[WORK TO BE COMPLETED]
Copy out each line containing "this" from the entries below.

═══ PROVIDED RECORDS

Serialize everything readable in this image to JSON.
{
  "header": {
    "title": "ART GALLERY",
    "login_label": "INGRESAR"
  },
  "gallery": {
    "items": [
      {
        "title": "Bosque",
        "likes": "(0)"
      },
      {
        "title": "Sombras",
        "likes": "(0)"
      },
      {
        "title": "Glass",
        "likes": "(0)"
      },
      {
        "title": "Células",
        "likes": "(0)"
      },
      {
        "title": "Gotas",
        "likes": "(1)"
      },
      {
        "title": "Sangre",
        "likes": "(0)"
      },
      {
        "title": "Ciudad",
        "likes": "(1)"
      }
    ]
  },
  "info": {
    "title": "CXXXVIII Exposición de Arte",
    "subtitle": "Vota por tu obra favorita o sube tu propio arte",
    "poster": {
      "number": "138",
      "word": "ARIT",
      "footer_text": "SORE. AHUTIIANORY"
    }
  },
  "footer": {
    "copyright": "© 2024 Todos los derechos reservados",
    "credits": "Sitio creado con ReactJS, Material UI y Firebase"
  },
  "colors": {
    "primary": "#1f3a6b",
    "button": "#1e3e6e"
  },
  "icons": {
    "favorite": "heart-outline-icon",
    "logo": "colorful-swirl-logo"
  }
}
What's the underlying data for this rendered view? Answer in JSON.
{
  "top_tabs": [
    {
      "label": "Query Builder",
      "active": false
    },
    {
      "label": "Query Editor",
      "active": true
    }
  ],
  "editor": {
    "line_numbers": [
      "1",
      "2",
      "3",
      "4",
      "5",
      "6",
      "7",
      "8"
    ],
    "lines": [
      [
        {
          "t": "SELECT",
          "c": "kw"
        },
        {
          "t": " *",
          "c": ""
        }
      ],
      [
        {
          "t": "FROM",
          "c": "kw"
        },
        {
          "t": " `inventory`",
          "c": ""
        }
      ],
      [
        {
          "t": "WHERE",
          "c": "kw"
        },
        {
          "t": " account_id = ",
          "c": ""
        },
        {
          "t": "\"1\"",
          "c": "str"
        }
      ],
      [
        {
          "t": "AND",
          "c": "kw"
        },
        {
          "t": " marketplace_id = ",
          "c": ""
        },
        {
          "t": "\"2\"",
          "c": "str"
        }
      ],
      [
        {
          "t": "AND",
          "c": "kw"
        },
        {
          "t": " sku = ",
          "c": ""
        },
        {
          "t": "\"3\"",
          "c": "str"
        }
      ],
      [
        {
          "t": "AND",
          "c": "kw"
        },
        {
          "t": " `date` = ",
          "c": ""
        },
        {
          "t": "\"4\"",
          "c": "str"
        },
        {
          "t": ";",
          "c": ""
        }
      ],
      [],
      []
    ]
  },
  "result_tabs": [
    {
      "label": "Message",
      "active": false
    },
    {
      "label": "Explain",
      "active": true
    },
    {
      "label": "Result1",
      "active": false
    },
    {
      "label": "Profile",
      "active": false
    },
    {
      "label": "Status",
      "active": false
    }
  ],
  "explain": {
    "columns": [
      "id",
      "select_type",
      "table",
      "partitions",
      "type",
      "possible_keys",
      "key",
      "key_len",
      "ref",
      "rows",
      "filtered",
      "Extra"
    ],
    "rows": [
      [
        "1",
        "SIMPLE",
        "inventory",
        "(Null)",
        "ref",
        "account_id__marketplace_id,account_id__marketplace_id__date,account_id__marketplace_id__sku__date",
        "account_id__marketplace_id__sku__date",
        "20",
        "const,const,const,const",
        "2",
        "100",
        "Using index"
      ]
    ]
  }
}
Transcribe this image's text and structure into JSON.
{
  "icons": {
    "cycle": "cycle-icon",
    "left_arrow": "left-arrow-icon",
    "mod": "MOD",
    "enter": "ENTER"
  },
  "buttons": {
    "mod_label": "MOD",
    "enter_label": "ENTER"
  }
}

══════

[REPLY TO THE EXERCISE]
Serialize everything readable in this image to JSON.
What's the underlying data for this rendered view? Answer in JSON.
Transcribe this image's text and structure into JSON.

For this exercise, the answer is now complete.